Before the first Gulf War in 1991, those facilities played a major part in the production of precursors for Iraq's chemical warfare program.

The percentages of missing biological equipment from 12 sites were much smaller — no higher than 10 percent.

The report said 37 of 405 fermenters ranging in size from 2 gallons to 1,250 gallons had been removed. Those could be used to produce pharmaceuticals and vaccines as well as biological warfare agents such as anthrax.

The largest percentages of missing items were at the 58 missile facilities, which include some of the key production sites for both solid and liquid propellant missiles, the report said.

For example, 289 of the 340 pieces of equipment to produce missiles — about 85 percent — had been removed, it said.

At the Kadhimiyah and Al Samoud factory sites in suburban Baghdad, where the report said airframes and engines for liquid propellant missiles were manufactured and final assembly was carried out, "all equipment and missile components have been removed."
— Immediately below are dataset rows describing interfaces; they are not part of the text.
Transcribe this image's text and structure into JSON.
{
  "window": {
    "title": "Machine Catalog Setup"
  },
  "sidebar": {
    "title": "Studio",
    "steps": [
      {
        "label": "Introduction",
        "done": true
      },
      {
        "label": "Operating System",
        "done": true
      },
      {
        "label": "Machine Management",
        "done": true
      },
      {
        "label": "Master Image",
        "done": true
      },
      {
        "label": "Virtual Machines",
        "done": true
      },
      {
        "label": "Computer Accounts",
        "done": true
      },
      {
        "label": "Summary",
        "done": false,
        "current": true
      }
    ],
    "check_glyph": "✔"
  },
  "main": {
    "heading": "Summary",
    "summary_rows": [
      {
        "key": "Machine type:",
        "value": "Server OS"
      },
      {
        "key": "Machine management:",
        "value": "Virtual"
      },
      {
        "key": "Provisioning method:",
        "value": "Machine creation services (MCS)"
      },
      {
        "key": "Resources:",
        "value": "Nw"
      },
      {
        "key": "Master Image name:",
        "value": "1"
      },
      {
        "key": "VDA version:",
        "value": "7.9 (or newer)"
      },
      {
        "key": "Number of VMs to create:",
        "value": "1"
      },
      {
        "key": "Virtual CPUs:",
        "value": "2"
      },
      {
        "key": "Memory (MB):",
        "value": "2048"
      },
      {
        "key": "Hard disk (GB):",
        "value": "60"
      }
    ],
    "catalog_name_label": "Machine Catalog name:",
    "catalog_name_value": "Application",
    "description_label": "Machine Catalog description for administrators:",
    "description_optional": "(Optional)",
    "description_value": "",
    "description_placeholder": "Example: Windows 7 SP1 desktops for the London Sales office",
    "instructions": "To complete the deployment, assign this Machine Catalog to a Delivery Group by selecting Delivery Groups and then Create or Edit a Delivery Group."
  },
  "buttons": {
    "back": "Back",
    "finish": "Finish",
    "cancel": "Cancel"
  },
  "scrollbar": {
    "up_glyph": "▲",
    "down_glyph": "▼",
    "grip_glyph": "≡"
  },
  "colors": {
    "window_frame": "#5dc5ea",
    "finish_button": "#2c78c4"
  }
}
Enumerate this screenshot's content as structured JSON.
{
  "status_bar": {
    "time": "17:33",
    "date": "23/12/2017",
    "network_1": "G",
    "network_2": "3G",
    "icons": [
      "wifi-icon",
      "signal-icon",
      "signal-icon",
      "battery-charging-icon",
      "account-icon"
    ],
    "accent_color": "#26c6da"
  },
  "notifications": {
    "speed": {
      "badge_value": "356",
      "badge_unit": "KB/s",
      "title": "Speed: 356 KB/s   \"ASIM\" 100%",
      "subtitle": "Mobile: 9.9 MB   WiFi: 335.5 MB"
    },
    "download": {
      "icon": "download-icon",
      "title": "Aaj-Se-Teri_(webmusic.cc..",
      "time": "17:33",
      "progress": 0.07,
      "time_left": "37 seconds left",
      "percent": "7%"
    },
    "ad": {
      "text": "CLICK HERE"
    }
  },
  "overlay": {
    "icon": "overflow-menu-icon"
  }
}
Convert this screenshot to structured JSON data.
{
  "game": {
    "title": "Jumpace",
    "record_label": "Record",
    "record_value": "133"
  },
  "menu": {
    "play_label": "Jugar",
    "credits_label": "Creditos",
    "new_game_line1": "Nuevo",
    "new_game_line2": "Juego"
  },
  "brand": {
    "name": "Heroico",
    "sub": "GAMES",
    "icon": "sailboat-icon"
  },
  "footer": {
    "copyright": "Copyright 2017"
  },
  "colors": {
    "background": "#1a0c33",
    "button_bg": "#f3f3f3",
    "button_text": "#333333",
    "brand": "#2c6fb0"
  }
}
UNMOVIC is the outgrowth of a U.N. inspections process created after the 1991 Gulf War in which invading Iraqi forces were ousted from Kuwait. Its staff are considered the only multinational weapons experts specifically trained in biological weapons and missile disarmament. The report noted that the commissioners who advise UNMOVIC again raised questions about its future. Iraq has called for its Security Council
mandate to be terminated because UNMOVIC is funded from past Iraqi oil sales and it wants to be treated like other countries, but the council has not taken up the issue.
France's U.N. Ambassador Jean-Marc de La Sabliere said Thursday the commission's expertise "should not be lost for the international community."


JNelson said...

This posting just confirms that fact that the US occupation made the mistake of not protecting these stockpiles (they weren't WMD) which allowed them to be looted and reused against your family members. I said it once in the previous post, but I'll say it again: this is a resource war and we don't give a shit about the people of Iraq. We're sending our young men to fight and kill and die for an unjust war that is only hurting America's place as a respected world leader. Our post war strategy did not include protecting these stockpiles or tangibly helping the Iraqis because that was not the goal of the invasion.

Sunnye T said...

You are obviously misinformed, J.

Some of the roadside bombs used in Iraq were re-made -- from WMDs that originally had two chambers, one for one kind of chemical, one from another so they when the chemicals were combined they produced lethal poisons. Hussein used them against the Kurds and the Kuwaitis.

Some may have been taken during our invasion, but most were cleared out shortly before we got there.

And, most important, we DO care about the Iraqi people. We made a terrible mistake in the '50s by allowing the Shah to be deposed; we owed them a chance at freedom.

What you and your ilk don't understand is that we have learned through vast experience since WWII that encouraging despots simply breeds hatred for the US. Doing what we are in Iraq is beginning to bring freedom to a terribly oppressed part of the world.


And by the way, if you can't communicate without resorting to foul language, please take your "debate" somewhere else.

JNelson said...

U.S. Lied About 'Napalm' Use in Iraq
Britain's Armed Forces Minister Adam Ingram has admitted that the Bush administration lied to British officials about the use of napalm-type firebombs in Iraq. In a private letter obtained by The Independent newspaper of London, Ingram says the US originally told him they had not used so-called MK77s in Iraq at any time but then writes "I regret to say that I have since discovered that this is not the case and must now correct the position." The MK77 bombs are an evolution of the napalm used in Vietnam and Korea. They carry kerosene-based jet fuel and polystyrene so that the gel sticks to structures and to its victims. The bombs lack stabilizing fins, making them far from precise. Ingram said 30 MK77 firebombs were used by the 1st Marine Expeditionary Force in the invasion of Iraq between March 31 and April 2, 2003. The Independent said that the revelation raises new questions about allegations that the napalm-like firebombs were used in the US assault on Fallujah last year, charges denied by the US.

UK Independent Media